Natural History of Anterior Shoulder Instability
Eduardo Palma Carpinteiro*, Andre Aires Barros
Identifiers and Pagination:Year: 2017
Issue: Suppl-6, M9
First Page: 909
Last Page: 918
Publisher ID: TOORTHJ-11-909
Article History:Received Date: 22/05/2016
Revision Received Date: 28/10/2016
Acceptance Date: 28/10/2016
Electronic publication date: 31/08/2017
Collection year: 2017
open-access license: This is an open access article licensed under the terms of the Creative Commons Attribution-Non-Commercial 4.0 International Public License (CC BY-NC 4.0) (https://creativecommons.org/licenses/by-nc/4.0/legalcode), which permits unrestricted, non-commercial use, distribution and reproduction in any medium, provided the work is properly cited.
The shoulder is the most complex joint in the body. The large freedom of motion in this joint is the main cause of instability. Instability varies in its degree, direction, etiology and volition and there is a large spectrum of conditions.
Based on literature research and also in our own experience, we propose to elucidate the reader about the natural history of instability and its importance for the appropriate management of this pathology, by answering the following questions:

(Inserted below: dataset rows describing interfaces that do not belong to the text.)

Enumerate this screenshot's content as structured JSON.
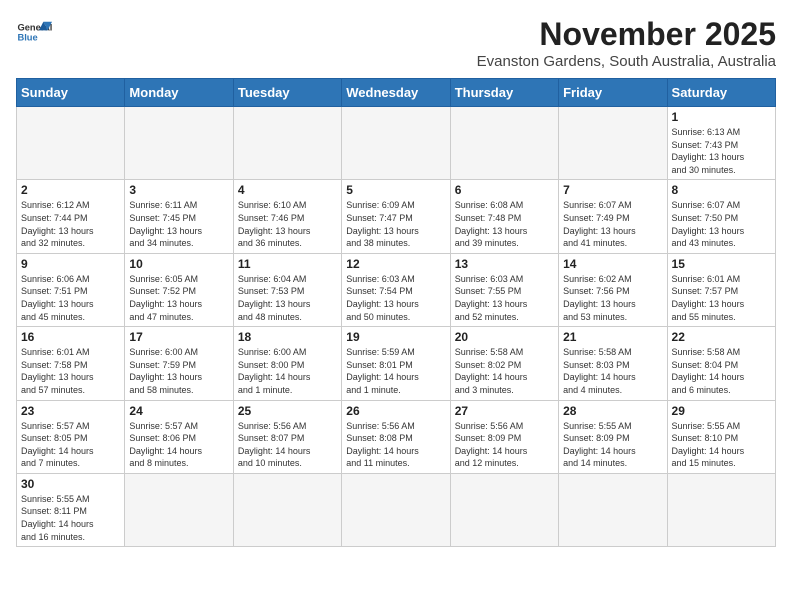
{
  "header": {
    "logo_line1": "General",
    "logo_line2": "Blue",
    "month": "November 2025",
    "location": "Evanston Gardens, South Australia, Australia"
  },
  "weekdays": [
    "Sunday",
    "Monday",
    "Tuesday",
    "Wednesday",
    "Thursday",
    "Friday",
    "Saturday"
  ],
  "weeks": [
    [
      {
        "day": "",
        "info": ""
      },
      {
        "day": "",
        "info": ""
      },
      {
        "day": "",
        "info": ""
      },
      {
        "day": "",
        "info": ""
      },
      {
        "day": "",
        "info": ""
      },
      {
        "day": "",
        "info": ""
      },
      {
        "day": "1",
        "info": "Sunrise: 6:13 AM\nSunset: 7:43 PM\nDaylight: 13 hours\nand 30 minutes."
      }
    ],
    [
      {
        "day": "2",
        "info": "Sunrise: 6:12 AM\nSunset: 7:44 PM\nDaylight: 13 hours\nand 32 minutes."
      },
      {
        "day": "3",
        "info": "Sunrise: 6:11 AM\nSunset: 7:45 PM\nDaylight: 13 hours\nand 34 minutes."
      },
      {
        "day": "4",
        "info": "Sunrise: 6:10 AM\nSunset: 7:46 PM\nDaylight: 13 hours\nand 36 minutes."
      },
      {
        "day": "5",
        "info": "Sunrise: 6:09 AM\nSunset: 7:47 PM\nDaylight: 13 hours\nand 38 minutes."
      },
      {
        "day": "6",
        "info": "Sunrise: 6:08 AM\nSunset: 7:48 PM\nDaylight: 13 hours\nand 39 minutes."
      },
      {
        "day": "7",
        "info": "Sunrise: 6:07 AM\nSunset: 7:49 PM\nDaylight: 13 hours\nand 41 minutes."
      },
      {
        "day": "8",
        "info": "Sunrise: 6:07 AM\nSunset: 7:50 PM\nDaylight: 13 hours\nand 43 minutes."
      }
    ],
    [
      {
        "day": "9",
        "info": "Sunrise: 6:06 AM\nSunset: 7:51 PM\nDaylight: 13 hours\nand 45 minutes."
      },
      {
        "day": "10",
        "info": "Sunrise: 6:05 AM\nSunset: 7:52 PM\nDaylight: 13 hours\nand 47 minutes."
      },
      {
        "day": "11",
        "info": "Sunrise: 6:04 AM\nSunset: 7:53 PM\nDaylight: 13 hours\nand 48 minutes."
      },
      {
        "day": "12",
        "info": "Sunrise: 6:03 AM\nSunset: 7:54 PM\nDaylight: 13 hours\nand 50 minutes."
      },
      {
        "day": "13",
        "info": "Sunrise: 6:03 AM\nSunset: 7:55 PM\nDaylight: 13 hours\nand 52 minutes."
      },
      {
        "day": "14",
        "info": "Sunrise: 6:02 AM\nSunset: 7:56 PM\nDaylight: 13 hours\nand 53 minutes."
      },
      {
        "day": "15",
        "info": "Sunrise: 6:01 AM\nSunset: 7:57 PM\nDaylight: 13 hours\nand 55 minutes."
      }
    ],
    [
      {
        "day": "16",
        "info": "Sunrise: 6:01 AM\nSunset: 7:58 PM\nDaylight: 13 hours\nand 57 minutes."
      },
      {
        "day": "17",
        "info": "Sunrise: 6:00 AM\nSunset: 7:59 PM\nDaylight: 13 hours\nand 58 minutes."
      },
      {
        "day": "18",
        "info": "Sunrise: 6:00 AM\nSunset: 8:00 PM\nDaylight: 14 hours\nand 1 minute."
      },
      {
        "day": "19",
        "info": "Sunrise: 5:59 AM\nSunset: 8:01 PM\nDaylight: 14 hours\nand 1 minute."
      },
      {
        "day": "20",
        "info": "Sunrise: 5:58 AM\nSunset: 8:02 PM\nDaylight: 14 hours\nand 3 minutes."
      },
      {
        "day": "21",
        "info": "Sunrise: 5:58 AM\nSunset: 8:03 PM\nDaylight: 14 hours\nand 4 minutes."
      },
      {
        "day": "22",
        "info": "Sunrise: 5:58 AM\nSunset: 8:04 PM\nDaylight: 14 hours\nand 6 minutes."
      }
    ],
    [
      {
        "day": "23",
        "info": "Sunrise: 5:57 AM\nSunset: 8:05 PM\nDaylight: 14 hours\nand 7 minutes."
      },
      {
        "day": "24",
        "info": "Sunrise: 5:57 AM\nSunset: 8:06 PM\nDaylight: 14 hours\nand 8 minutes."
      },
      {
        "day": "25",
        "info": "Sunrise: 5:56 AM\nSunset: 8:07 PM\nDaylight: 14 hours\nand 10 minutes."
      },
      {
        "day": "26",
        "info": "Sunrise: 5:56 AM\nSunset: 8:08 PM\nDaylight: 14 hours\nand 11 minutes."
      },
      {
        "day": "27",
        "info": "Sunrise: 5:56 AM\nSunset: 8:09 PM\nDaylight: 14 hours\nand 12 minutes."
      },
      {
        "day": "28",
        "info": "Sunrise: 5:55 AM\nSunset: 8:09 PM\nDaylight: 14 hours\nand 14 minutes."
      },
      {
        "day": "29",
        "info": "Sunrise: 5:55 AM\nSunset: 8:10 PM\nDaylight: 14 hours\nand 15 minutes."
      }
    ],
    [
      {
        "day": "30",
        "info": "Sunrise: 5:55 AM\nSunset: 8:11 PM\nDaylight: 14 hours\nand 16 minutes."
      },
      {
        "day": "",
        "info": ""
      },
      {
        "day": "",
        "info": ""
      },
      {
        "day": "",
        "info": ""
      },
      {
        "day": "",
        "info": ""
      },
      {
        "day": "",
        "info": ""
      },
      {
        "day": "",
        "info": ""
      }
    ]
  ]
}
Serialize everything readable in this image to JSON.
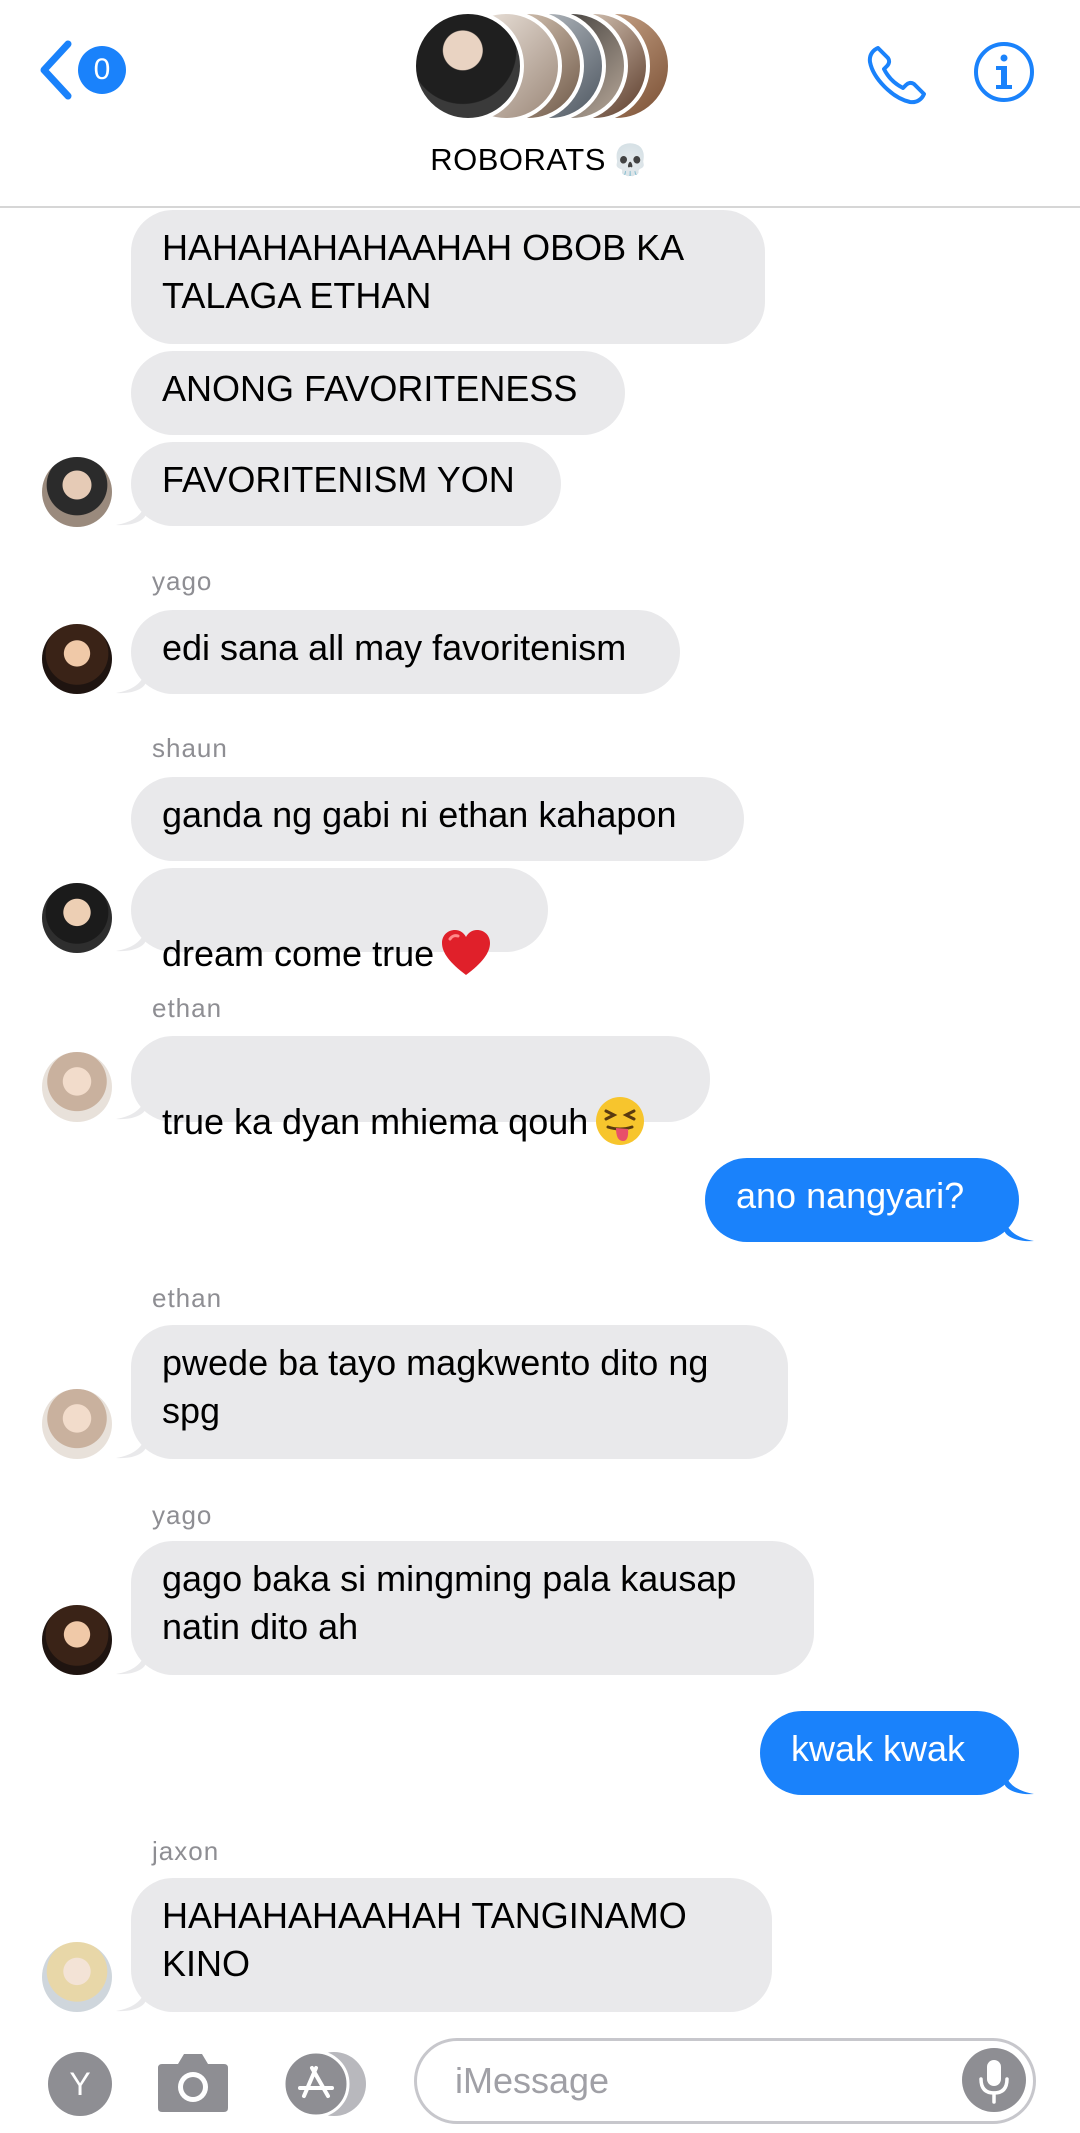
{
  "header": {
    "back_count": "0",
    "title": "ROBORATS",
    "title_emoji": "💀"
  },
  "messages": [
    {
      "id": "m1",
      "direction": "incoming",
      "text": "HAHAHAHAHAAHAH OBOB KA\nTALAGA ETHAN"
    },
    {
      "id": "m2",
      "direction": "incoming",
      "text": "ANONG FAVORITENESS"
    },
    {
      "id": "m3",
      "direction": "incoming",
      "text": "FAVORITENISM YON"
    },
    {
      "id": "m4",
      "direction": "incoming",
      "sender": "yago",
      "text": "edi sana all may favoritenism"
    },
    {
      "id": "m5",
      "direction": "incoming",
      "sender": "shaun",
      "text": "ganda ng gabi ni ethan kahapon"
    },
    {
      "id": "m6",
      "direction": "incoming",
      "text": "dream come true",
      "emoji": "red-heart"
    },
    {
      "id": "m7",
      "direction": "incoming",
      "sender": "ethan",
      "text": "true ka dyan mhiema qouh",
      "emoji": "squinting-face-with-tongue"
    },
    {
      "id": "m8",
      "direction": "outgoing",
      "text": "ano nangyari?"
    },
    {
      "id": "m9",
      "direction": "incoming",
      "sender": "ethan",
      "text": "pwede ba tayo magkwento dito ng\nspg"
    },
    {
      "id": "m10",
      "direction": "incoming",
      "sender": "yago",
      "text": "gago baka si mingming pala kausap\nnatin dito ah"
    },
    {
      "id": "m11",
      "direction": "outgoing",
      "text": "kwak kwak"
    },
    {
      "id": "m12",
      "direction": "incoming",
      "sender": "jaxon",
      "text": "HAHAHAHAAHAH TANGINAMO\nKINO"
    }
  ],
  "senders": {
    "s1": "yago",
    "s2": "shaun",
    "s3": "ethan",
    "s4": "ethan",
    "s5": "yago",
    "s6": "jaxon"
  },
  "input": {
    "app_button_label": "Y",
    "placeholder": "iMessage"
  },
  "icons": {
    "back": "chevron-left-icon",
    "phone": "phone-icon",
    "info": "info-icon",
    "camera": "camera-icon",
    "appstore": "app-store-icon",
    "mic": "microphone-icon"
  },
  "colors": {
    "accent": "#1a82fb",
    "incoming_bubble": "#e9e9eb",
    "sender_label": "#8e8e93"
  }
}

What happens in the shoulder after the first dislocation? Which structures suffer damage? Who are the patients at higher risk of recurrence? How does the disease evolve without treatment? Will surgical treatment avoid future negative outcomes and prevent degenerative joint disease? Who should we treat and when?
80% of anterior-inferior dislocations occur in young patients. Recurrent instability is common and multiple dislocations are the rule. Instability is influenced by a large number of variables, including age of onset, activity profile, number of episodes,delay between first episode and surgical treatment.
Understanding the disease and its natural evolution is determinant to decide the treatment in order to obtain the best outcome. It is crucial to identify the risk factors for recurrence. Delay in surgical treatment, when indicated, leads to worse results. Surgical technique should address the type and severity of both soft tissue and bone lesions, when present.